Which lines in the data below contain the word "Meine"? Pull each of them out.

***** Entries shown *****

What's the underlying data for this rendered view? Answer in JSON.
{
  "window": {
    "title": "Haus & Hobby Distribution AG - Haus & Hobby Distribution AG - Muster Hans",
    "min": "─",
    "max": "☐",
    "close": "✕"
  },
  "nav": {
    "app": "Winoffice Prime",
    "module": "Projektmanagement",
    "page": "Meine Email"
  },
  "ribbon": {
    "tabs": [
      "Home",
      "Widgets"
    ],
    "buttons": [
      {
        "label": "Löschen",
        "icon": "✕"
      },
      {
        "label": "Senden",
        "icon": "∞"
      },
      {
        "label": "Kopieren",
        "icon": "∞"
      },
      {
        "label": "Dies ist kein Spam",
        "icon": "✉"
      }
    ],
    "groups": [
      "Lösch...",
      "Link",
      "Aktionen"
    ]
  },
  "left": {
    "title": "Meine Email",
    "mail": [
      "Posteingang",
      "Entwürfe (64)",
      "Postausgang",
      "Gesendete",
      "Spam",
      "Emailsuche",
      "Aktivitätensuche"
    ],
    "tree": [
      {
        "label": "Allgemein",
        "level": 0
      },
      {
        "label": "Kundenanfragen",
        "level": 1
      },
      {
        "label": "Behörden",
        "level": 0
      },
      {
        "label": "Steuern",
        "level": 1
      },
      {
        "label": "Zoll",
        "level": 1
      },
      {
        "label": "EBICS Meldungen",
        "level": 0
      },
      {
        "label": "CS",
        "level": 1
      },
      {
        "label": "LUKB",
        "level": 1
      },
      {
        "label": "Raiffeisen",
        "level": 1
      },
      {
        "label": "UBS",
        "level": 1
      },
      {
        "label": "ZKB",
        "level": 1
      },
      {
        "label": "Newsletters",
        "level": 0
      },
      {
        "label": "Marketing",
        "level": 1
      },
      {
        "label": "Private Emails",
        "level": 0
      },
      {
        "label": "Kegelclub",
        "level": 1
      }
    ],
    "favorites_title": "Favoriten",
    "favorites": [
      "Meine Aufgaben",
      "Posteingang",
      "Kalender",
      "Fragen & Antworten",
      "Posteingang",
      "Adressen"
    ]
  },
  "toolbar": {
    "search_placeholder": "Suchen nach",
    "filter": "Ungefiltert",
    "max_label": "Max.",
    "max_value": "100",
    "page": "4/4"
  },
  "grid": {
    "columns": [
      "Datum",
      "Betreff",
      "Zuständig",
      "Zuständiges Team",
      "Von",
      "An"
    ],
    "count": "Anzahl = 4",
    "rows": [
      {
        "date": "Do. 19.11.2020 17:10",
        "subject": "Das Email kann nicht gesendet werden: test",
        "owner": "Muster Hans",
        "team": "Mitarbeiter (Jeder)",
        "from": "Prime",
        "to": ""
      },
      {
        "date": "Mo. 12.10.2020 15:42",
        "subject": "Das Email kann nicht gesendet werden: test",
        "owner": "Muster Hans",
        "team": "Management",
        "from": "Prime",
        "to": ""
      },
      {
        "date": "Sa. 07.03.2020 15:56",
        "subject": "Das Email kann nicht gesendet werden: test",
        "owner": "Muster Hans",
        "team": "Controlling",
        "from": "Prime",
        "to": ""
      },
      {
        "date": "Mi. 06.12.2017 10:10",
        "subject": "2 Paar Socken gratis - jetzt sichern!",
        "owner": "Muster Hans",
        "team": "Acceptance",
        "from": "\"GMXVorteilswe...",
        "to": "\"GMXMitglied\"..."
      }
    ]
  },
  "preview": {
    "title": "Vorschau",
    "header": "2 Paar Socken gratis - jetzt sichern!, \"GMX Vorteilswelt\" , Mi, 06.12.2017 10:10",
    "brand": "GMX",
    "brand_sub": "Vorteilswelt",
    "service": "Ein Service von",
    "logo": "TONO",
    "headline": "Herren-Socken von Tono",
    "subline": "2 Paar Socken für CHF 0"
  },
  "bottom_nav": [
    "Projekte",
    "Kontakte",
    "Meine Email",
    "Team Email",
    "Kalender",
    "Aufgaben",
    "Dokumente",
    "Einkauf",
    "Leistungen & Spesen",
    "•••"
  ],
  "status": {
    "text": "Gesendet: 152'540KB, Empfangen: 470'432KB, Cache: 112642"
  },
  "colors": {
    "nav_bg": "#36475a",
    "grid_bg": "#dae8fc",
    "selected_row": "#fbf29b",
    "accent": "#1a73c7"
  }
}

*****

-- Completed task --
    "page": "Meine Email"
    "title": "Meine Email",
      "Meine Aufgaben",
    "Meine Email",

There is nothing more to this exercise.